> than split it into unwritten and written.
Yes, we've come across this before, and there are several solutions.
this one is used in tests/generic/285:
# Disable extent zeroing for ext4 as that change where holes ar created
if [ "$FSTYP" = "ext4" ]; then
echo 0 >/sys/fs/ext4/$DEV/extent_max_zeroout_kb
> > > and it does behave differently than ext4.
> > In what way? Does FALLOC_FL_ZERO_RANGE on XFS behave identically to
> > XFS_IOC_ZERO_RANGE, or is that different too?

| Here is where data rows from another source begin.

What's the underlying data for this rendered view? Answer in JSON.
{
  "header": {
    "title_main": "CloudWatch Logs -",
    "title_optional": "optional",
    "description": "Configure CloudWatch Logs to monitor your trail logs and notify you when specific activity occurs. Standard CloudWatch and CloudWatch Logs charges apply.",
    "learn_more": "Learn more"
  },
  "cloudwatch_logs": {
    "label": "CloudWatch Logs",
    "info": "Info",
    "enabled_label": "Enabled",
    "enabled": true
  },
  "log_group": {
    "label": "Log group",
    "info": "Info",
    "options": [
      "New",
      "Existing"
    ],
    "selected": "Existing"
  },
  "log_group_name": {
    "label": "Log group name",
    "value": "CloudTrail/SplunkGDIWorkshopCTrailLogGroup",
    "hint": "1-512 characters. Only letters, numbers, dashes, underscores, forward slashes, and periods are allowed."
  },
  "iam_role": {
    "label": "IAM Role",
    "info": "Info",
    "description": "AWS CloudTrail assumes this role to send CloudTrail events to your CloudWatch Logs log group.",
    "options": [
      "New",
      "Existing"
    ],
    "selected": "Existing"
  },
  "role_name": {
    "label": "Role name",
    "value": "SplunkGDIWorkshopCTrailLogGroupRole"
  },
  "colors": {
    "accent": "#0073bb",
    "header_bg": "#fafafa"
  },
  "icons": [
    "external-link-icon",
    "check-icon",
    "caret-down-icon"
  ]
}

Or you haven't tested
> > it because you wrote this test as an ext4 specific test and so
> > haven't run this specific test exercising the FALLOC_FL_ZERO_RANGE
> > path in XFS?
> It does behave differently, but not because of zero_range code, but
> rather when writing into uninitialized extent which is small enough.
> The extent will not be split but rather converted to initialized and
> respective parts will be zeroed out.
> Btw that's actually the reason why we use
> filtes instead of
> I've used in ext4/242.
Sure, but even so I think we might do better just to use the above
zeroout tune and be explicit in what we expect to happen w.r.t. data
> That said I think that both tests fs specific and fs independent
> have it's value so I'll create generic/242 as well by using
Just use the first unused generic test number - trying to keep test
numbers the same across different subdirs is just going to cause
> > hole punching - the only difference between a hole punch and a zero
> > range on filesystems that use unwritten extents should be that the
> > range being operated on has unwritten extents rather a hole.....
> > > Btw this kind of optimization is actually something I've been
> > > thinking of as well for ext4. Rather than going though the hassle of
> > > changing extents around it might be worth in some situation to zero
> > > out. But that's an optimization I have not implemented yet.
> > Exactly my point - until such optimisations are implemented, all the
> > filesystems should be behaving the same way using unwritten extents,
> > just like for hole punching. Hence the tests should be checking that
> > the behaviour is the same across filesystems, just like we do for
> > hole punching.
> Using _filter_hole_fiemap filter in such test we would not make a
> difference between unwritten and written extent. However in the case
> of zero_range this somewhat make the test much less effective so
> it'll be worth having fs specific test as well as generic test I
> said above.
> Or we could actually directly inspect the data as we do in xfs/290, or
> generic/290 respectively.
The md5sum does the data inspection for us. The whole point of
hole punch and zero range and so one is that they are extent
manipulation operations. If we don't check that extents have been
manipulated correctly, then we aren't testing that the key behaviour
the filesystems are supposed to display for those operations....